The word for "bear"
Q: Does the word medveď have something to do with honey?
Not today, but it used to mean "honey eater." That old meaning is not obvious any more, nor is the old meaning of the English word bear – "brown" (i.e., "dark").
New cover-up name
The Old Slavic people (the linguistic ancestors of today's speakers of, e.g., Slovak, Polish, Croatian), Old Germanic people (the linguistic ancestors of today's speakers of, e.g., English, German, Norwegian), and Old Baltic people (the linguistic ancestors of today's speakers of Latvian and Lithuanian), who lived next to each other and interacted for millennia, came to believe that if you call the bear by his true name, he will hear and understand, and you will fail to catch him, or he will come to harm you. The bear was the only really dangerous animal in their woods. The original word artko was tabooed. Such beliefs about not calling prey and danger by their "true" names are not uncommon among hunters and people in general through the present.
The ancestors of the Slovaks and other Slavs replaced the then-tabooed word artko with the descriptive cover-up name medú jed, "of-honey eater." The [ú] later turned into [w] and then to [v], the phrase eventually changed to medveď. The Slovaks also sometimes call a bear maco [mahtso], which is a former alternative cover-up name that goes back to "the chubby, fleshy one."
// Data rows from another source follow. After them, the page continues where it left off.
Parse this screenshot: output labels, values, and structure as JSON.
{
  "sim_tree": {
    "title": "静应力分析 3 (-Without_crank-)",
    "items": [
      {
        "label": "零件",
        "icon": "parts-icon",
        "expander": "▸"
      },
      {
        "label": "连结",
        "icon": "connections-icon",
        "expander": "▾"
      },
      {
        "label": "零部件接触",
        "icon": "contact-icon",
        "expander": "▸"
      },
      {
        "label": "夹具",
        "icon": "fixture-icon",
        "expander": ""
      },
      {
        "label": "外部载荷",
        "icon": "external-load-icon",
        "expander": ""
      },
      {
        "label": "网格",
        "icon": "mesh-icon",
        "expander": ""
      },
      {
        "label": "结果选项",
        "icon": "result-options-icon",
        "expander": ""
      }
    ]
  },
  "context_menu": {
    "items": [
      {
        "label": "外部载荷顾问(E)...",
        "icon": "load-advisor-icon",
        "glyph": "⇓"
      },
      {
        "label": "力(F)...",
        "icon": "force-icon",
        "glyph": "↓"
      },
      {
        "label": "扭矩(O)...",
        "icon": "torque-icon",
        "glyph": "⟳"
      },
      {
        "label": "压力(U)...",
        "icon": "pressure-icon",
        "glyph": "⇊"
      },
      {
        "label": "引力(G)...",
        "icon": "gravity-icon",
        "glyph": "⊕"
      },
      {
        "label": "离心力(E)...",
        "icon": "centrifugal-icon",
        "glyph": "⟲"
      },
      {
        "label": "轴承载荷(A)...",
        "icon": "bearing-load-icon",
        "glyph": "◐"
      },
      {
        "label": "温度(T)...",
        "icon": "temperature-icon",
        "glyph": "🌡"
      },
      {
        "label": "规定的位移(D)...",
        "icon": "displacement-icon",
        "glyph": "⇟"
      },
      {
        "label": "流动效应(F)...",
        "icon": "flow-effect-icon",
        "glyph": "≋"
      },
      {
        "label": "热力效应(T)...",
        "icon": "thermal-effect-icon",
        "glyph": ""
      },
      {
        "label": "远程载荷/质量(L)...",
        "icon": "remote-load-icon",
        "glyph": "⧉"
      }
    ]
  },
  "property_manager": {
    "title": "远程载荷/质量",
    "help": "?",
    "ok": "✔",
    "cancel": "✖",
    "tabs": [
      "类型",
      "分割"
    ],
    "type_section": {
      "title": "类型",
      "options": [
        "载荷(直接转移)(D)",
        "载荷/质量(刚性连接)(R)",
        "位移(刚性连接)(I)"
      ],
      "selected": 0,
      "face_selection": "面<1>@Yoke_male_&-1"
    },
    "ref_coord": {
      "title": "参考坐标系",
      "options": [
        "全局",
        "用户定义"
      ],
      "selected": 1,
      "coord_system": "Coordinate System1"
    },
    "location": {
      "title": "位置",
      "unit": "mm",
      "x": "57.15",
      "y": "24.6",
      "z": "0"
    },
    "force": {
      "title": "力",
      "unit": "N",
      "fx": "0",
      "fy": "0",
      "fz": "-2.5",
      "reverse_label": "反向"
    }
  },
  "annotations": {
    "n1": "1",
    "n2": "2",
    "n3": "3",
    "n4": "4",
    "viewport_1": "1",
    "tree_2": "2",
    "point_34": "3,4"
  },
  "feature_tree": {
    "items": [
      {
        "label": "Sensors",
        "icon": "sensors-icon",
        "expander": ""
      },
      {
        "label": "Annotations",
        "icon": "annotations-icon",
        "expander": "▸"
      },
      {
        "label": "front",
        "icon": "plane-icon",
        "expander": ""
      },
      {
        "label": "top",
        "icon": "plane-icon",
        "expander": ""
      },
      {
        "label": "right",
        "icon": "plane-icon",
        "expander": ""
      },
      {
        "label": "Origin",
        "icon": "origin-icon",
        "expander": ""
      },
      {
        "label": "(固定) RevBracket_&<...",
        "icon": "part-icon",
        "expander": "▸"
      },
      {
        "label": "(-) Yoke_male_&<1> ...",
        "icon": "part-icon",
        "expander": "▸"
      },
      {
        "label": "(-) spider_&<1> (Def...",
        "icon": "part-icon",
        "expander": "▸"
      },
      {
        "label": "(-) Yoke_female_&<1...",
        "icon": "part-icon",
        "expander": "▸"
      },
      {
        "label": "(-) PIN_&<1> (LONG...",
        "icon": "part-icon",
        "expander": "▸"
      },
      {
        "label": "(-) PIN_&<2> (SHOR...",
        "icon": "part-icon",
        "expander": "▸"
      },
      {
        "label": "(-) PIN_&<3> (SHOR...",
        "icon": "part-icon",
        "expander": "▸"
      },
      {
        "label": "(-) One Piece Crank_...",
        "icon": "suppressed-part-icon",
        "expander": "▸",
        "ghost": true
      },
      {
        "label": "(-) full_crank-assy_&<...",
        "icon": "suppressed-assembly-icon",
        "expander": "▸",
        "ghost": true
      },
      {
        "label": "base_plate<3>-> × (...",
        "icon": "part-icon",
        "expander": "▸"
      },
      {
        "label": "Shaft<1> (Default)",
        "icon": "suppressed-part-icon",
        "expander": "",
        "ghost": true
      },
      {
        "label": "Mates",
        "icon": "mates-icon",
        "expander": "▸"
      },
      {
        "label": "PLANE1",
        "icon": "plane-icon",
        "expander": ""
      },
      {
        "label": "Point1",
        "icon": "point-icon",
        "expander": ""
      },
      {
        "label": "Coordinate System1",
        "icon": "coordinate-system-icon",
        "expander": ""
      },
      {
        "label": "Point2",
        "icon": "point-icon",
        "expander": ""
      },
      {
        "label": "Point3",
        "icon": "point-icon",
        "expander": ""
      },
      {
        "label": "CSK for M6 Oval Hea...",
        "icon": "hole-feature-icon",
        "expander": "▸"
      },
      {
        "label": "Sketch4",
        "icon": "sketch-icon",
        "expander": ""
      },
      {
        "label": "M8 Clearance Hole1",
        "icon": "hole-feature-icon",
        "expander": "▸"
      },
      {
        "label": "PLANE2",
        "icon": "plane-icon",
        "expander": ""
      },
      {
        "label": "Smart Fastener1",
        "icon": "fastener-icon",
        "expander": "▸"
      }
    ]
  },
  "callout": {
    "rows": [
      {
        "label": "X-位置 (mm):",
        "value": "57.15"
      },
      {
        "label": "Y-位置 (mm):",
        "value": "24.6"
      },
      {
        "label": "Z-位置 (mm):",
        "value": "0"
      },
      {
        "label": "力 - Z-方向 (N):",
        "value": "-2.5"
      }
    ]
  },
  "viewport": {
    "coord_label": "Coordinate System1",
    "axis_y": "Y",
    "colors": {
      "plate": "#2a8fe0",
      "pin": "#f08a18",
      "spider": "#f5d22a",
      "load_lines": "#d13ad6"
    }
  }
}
The Old Germanic tribes replaced the tabooed artko with the descriptive "the brown one" (brown used to mean "dark" then), which gave the English bear (one linguist has suggested that the word may have come from "the fierce one" instead, another one that it could have come from "beehive"). The Old Baltic cover-up word for "bear," (lācis in Latvian, lokys in Lithuanian), is generally thought to have come from "licker," some suppose it could have been from "the furry one."
Bear habitat (dark green) and places where bears disperse outside of it (yellow bear icons).